My only sister’s first child arrived, and I didn’t know what to do. He was small and angry and a boy. I perched on a chair in the hospital room and accidentally held him so tightly that he went “awk!” and then gave him a onesie that was far too big for his first Opening Day. He wore it a year later.
My nephew was a toddler, and I didn’t know what to do. He didn’t see me enough to remember who I was from visit to visit from Florida, so I put on the only jacket I owned and took him in his backyard and tossed him a ball while he waved a giant plastic bat. His follow-through was terrible but so were my splitters. Nobody cared.
My nephew was in grade school, and I didn’t know what to do. He stood in the outfield of his grade school ballfield, crouching down with his glove out whenever an opposing batter stood in the box. An opposing batter stood in the box a lot. It took the entire inning to get whoever was catching into the gear. It was near June and this was the first time I’d seen him play this season. I had a husband by now, and turned to him.
“Let’s move home,” I said.
My nephew was in middle school, and I didn’t know what to do. He had never seen a championship team in his lifetime, so I took him to Redsfest to see mine. He dashed back and forth between autograph lines, carefully sliding ticket stubs and baseball cards from the plastic sheets of a binder, eating pizza balanced on one foot. There’s one slot open for his own. “This is important, Aunt Beth,” he says, pointing to the schedule of appearances.
“Very,” I said.
My nephew was in junior high, and I didn’t know what to do. His two younger brothers were with us at Great American Ball Park. One was crying and other one was confused. I handed one to his uncle and took the hand of the other, realizing, not for the first time, that more children than adults was a party invitation to disaster. The eldest’s peanut allergy meant that I was constantly glancing around as though the row of seats were a mine field. I kept shooting glances at him in the seat next to me to make sure he was 1) entertained 2) still alive.

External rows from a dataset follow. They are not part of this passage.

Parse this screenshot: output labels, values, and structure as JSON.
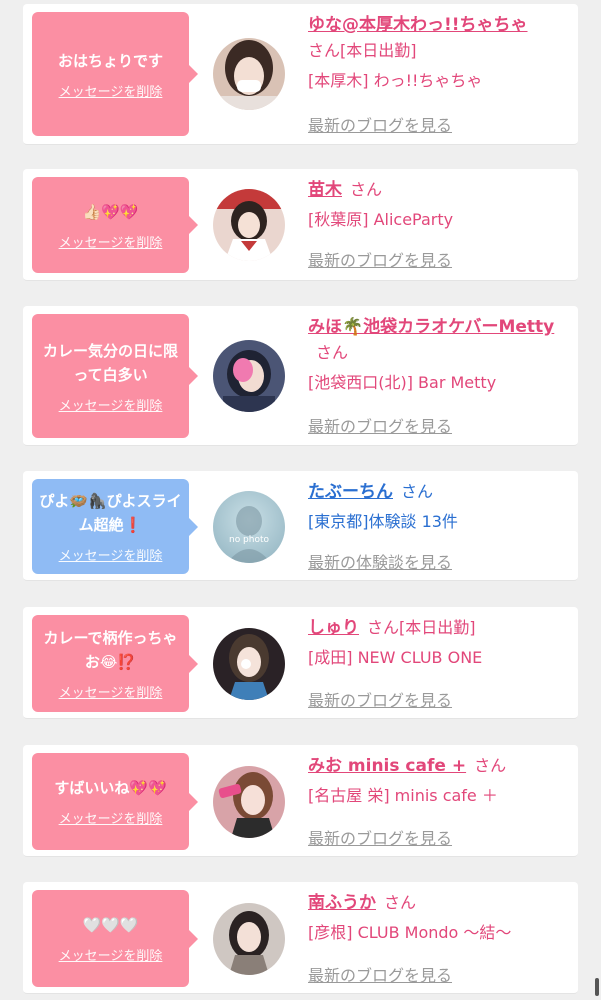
{
  "items": [
    {
      "message": "おはちょりです",
      "delete_label": "メッセージを削除",
      "name": "ゆな@本厚木わっ!!ちゃちゃ",
      "honorific": "さん",
      "status": "[本日出勤]",
      "shop": "[本厚木] わっ!!ちゃちゃ",
      "link": "最新のブログを見る",
      "bubble_color": "#fb8fa3",
      "text_color": "#e2477a"
    },
    {
      "message": "👍🏻💖💖",
      "delete_label": "メッセージを削除",
      "name": "苗木",
      "honorific": "さん",
      "status": "",
      "shop": "[秋葉原] AliceParty",
      "link": "最新のブログを見る",
      "bubble_color": "#fb8fa3",
      "text_color": "#e2477a"
    },
    {
      "message": "カレー気分の日に限って白多い",
      "delete_label": "メッセージを削除",
      "name": "みほ🌴池袋カラオケバーMetty",
      "honorific": "さん",
      "status": "",
      "shop": "[池袋西口(北)] Bar Metty",
      "link": "最新のブログを見る",
      "bubble_color": "#fb8fa3",
      "text_color": "#e2477a"
    },
    {
      "message": "ぴよ🪺🦍ぴよスライム超絶❗",
      "delete_label": "メッセージを削除",
      "name": "たぶーちん",
      "honorific": "さん",
      "status": "",
      "shop": "[東京都]体験談 13件",
      "link": "最新の体験談を見る",
      "avatar_text": "no photo",
      "bubble_color": "#8fbbf4",
      "text_color": "#2a6fd1"
    },
    {
      "message": "カレーで柄作っちゃお😂⁉️",
      "delete_label": "メッセージを削除",
      "name": "しゅり",
      "honorific": "さん",
      "status": "[本日出勤]",
      "shop": "[成田] NEW CLUB ONE",
      "link": "最新のブログを見る",
      "bubble_color": "#fb8fa3",
      "text_color": "#e2477a"
    },
    {
      "message": "すばいいね💖💖",
      "delete_label": "メッセージを削除",
      "name": "みお minis cafe +",
      "honorific": "さん",
      "status": "",
      "shop": "[名古屋 栄] minis cafe ＋",
      "link": "最新のブログを見る",
      "bubble_color": "#fb8fa3",
      "text_color": "#e2477a"
    },
    {
      "message": "🤍🤍🤍",
      "delete_label": "メッセージを削除",
      "name": "南ふうか",
      "honorific": "さん",
      "status": "",
      "shop": "[彦根] CLUB Mondo 〜結〜",
      "link": "最新のブログを見る",
      "bubble_color": "#fb8fa3",
      "text_color": "#e2477a"
    }
  ]
}
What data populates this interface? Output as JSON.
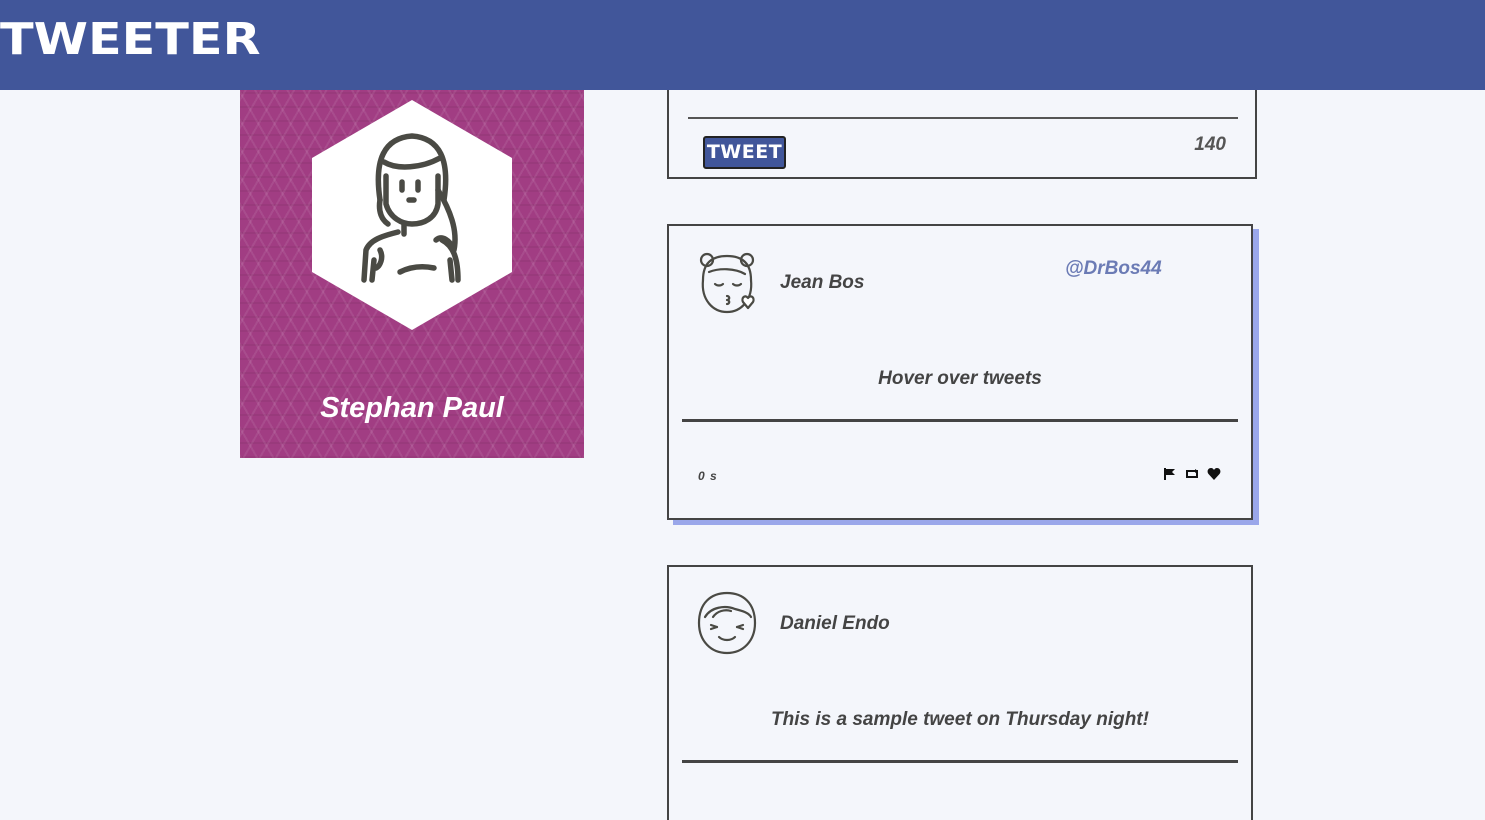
{
  "app": {
    "brand": "TWEETER"
  },
  "profile": {
    "name": "Stephan Paul",
    "card_color": "#a13d83"
  },
  "compose": {
    "button_label": "TWEET",
    "char_count": "140"
  },
  "colors": {
    "accent": "#41569a",
    "hover_shadow": "#9aa7ea",
    "handle": "#6b7bb5"
  },
  "tweets": [
    {
      "author": "Jean Bos",
      "handle": "@DrBos44",
      "text": "Hover over tweets",
      "time": "0 s",
      "actions": [
        "flag-icon",
        "retweet-icon",
        "heart-icon"
      ],
      "avatar_icon": "girl-kiss-avatar-icon"
    },
    {
      "author": "Daniel Endo",
      "text": "This is a sample tweet on Thursday night!",
      "avatar_icon": "boy-smile-avatar-icon"
    }
  ]
}
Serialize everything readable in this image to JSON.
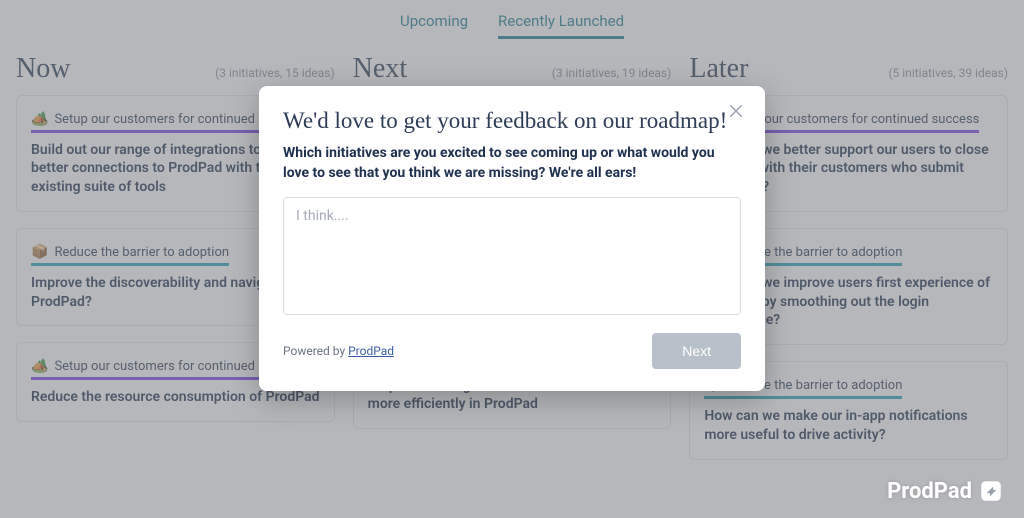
{
  "tabs": {
    "upcoming": "Upcoming",
    "recent": "Recently Launched"
  },
  "columns": {
    "now": {
      "title": "Now",
      "sub": "(3 initiatives, 15 ideas)"
    },
    "next": {
      "title": "Next",
      "sub": "(3 initiatives, 19 ideas)"
    },
    "later": {
      "title": "Later",
      "sub": "(5 initiatives, 39 ideas)"
    }
  },
  "tags": {
    "success": {
      "icon": "🏕️",
      "label": "Setup our customers for continued success"
    },
    "barrier": {
      "icon": "📦",
      "label": "Reduce the barrier to adoption"
    }
  },
  "cards": {
    "now1": "Build out our range of integrations to offer better connections to ProdPad with teams existing suite of tools",
    "now2": "Improve the discoverability and navigability of ProdPad?",
    "now3": "Reduce the resource consumption of ProdPad",
    "next2": "Help our users generate and link content more efficiently in ProdPad",
    "later1": "How can we better support our users to close the loop with their customers who submit feedback?",
    "later2": "How can we improve users first experience of ProdPad by smoothing out the login experience?",
    "later3": "How can we make our in-app notifications more useful to drive activity?"
  },
  "modal": {
    "title": "We'd love to get your feedback on our roadmap!",
    "question": "Which initiatives are you excited to see coming up or what would you love to see that you think we are missing? We're all ears!",
    "placeholder": "I think....",
    "powered_prefix": "Powered by ",
    "powered_link": "ProdPad",
    "next": "Next"
  },
  "brand": "ProdPad"
}
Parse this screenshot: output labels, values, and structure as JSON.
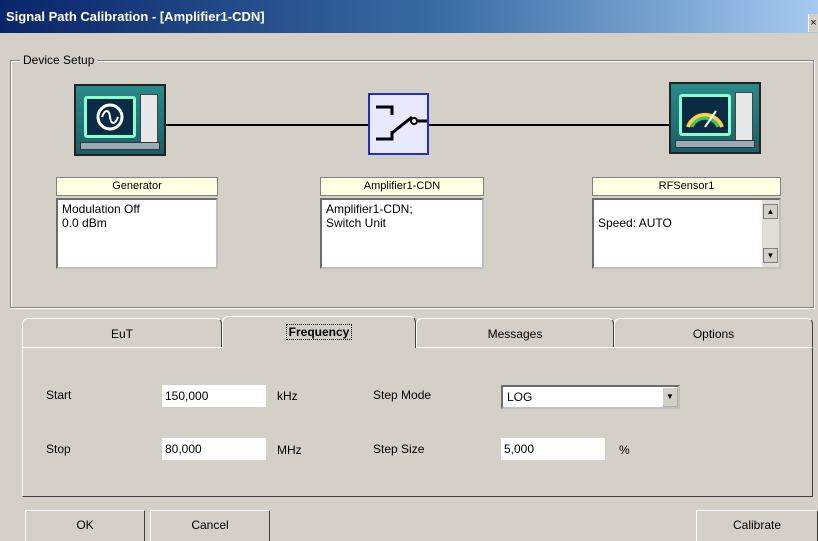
{
  "window": {
    "title": "Signal Path Calibration - [Amplifier1-CDN]",
    "close_glyph": "×"
  },
  "device_setup": {
    "label": "Device Setup",
    "devices": [
      {
        "name": "Generator",
        "text": "Modulation Off\n0.0 dBm",
        "icon": "signal-generator-icon"
      },
      {
        "name": "Amplifier1-CDN",
        "text": "Amplifier1-CDN;\nSwitch Unit",
        "icon": "switch-icon"
      },
      {
        "name": "RFSensor1",
        "text": "Speed: AUTO",
        "icon": "rf-sensor-icon"
      }
    ]
  },
  "tabs": [
    {
      "label": "EuT",
      "active": false
    },
    {
      "label": "Frequency",
      "active": true
    },
    {
      "label": "Messages",
      "active": false
    },
    {
      "label": "Options",
      "active": false
    }
  ],
  "frequency": {
    "start_label": "Start",
    "start_value": "150,000",
    "start_unit": "kHz",
    "stop_label": "Stop",
    "stop_value": "80,000",
    "stop_unit": "MHz",
    "step_mode_label": "Step Mode",
    "step_mode_value": "LOG",
    "step_size_label": "Step Size",
    "step_size_value": "5,000",
    "step_size_unit": "%"
  },
  "buttons": {
    "ok": "OK",
    "cancel": "Cancel",
    "calibrate": "Calibrate"
  }
}
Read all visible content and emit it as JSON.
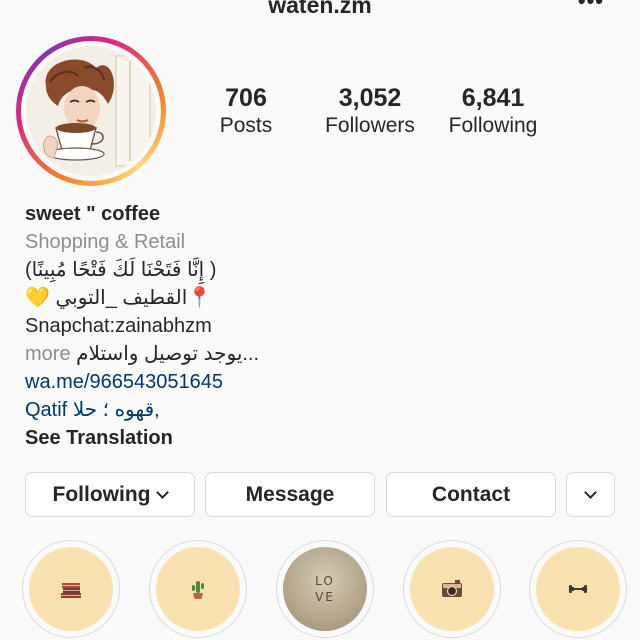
{
  "header": {
    "username": "waten.zm",
    "more_label": "•••"
  },
  "stats": [
    {
      "value": "706",
      "label": "Posts"
    },
    {
      "value": "3,052",
      "label": "Followers"
    },
    {
      "value": "6,841",
      "label": "Following"
    }
  ],
  "bio": {
    "name": "sweet \" coffee",
    "category": "Shopping & Retail",
    "line1": "(إِنَّا فَتَحْنَا لَكَ فَتْحًا مُبِينًا )",
    "line2_text": "القطيف _التوبي",
    "line2_pin": "📍",
    "line2_heart": "💛",
    "snapchat": "Snapchat:zainabhzm",
    "line4_text": "يوجد توصيل واستلام...",
    "more": "more",
    "link": "wa.me/966543051645",
    "location_ar": "قهوه ؛ حلا,",
    "location_en": "Qatif",
    "translate": "See Translation"
  },
  "buttons": {
    "following": "Following",
    "message": "Message",
    "contact": "Contact"
  },
  "highlights": [
    {
      "icon": "books-icon"
    },
    {
      "icon": "cactus-icon"
    },
    {
      "icon": "love-badge",
      "text_top": "LO",
      "text_bottom": "VE"
    },
    {
      "icon": "camera-icon"
    },
    {
      "icon": "dumbbell-icon"
    }
  ],
  "colors": {
    "link": "#00376b",
    "secondary_text": "#8e8e8e",
    "border": "#dbdbdb",
    "highlight_fill": "#f9e2b0"
  }
}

“It’s okay, Aunt Beth,” he said. “I’m just sitting here watching baseball.”
My nephew was in high school, and I didn’t know what to do. His baseball career ended a month ago. I sat on the concrete step of a football stadium, watching two clumps of teenage boys wave sticks with a net on the end. I had no idea what was happening. I registered nothing beyond my cold butt and the sight of my godson standing with his teammates on the sideline, a number on his back and the name of his high school in the end zone. I watched the baseball team filter back from practice past the field. He didn’t even turn around. He was laughing with his teammates.
The coach sent him in.
“He has the ball, he has the ball,” my sister said, rising from her seat, and I knew what to do.
“I AM PROUD OF YOU,” I yelled.
On the way home, we listened to the Reds game on the radio.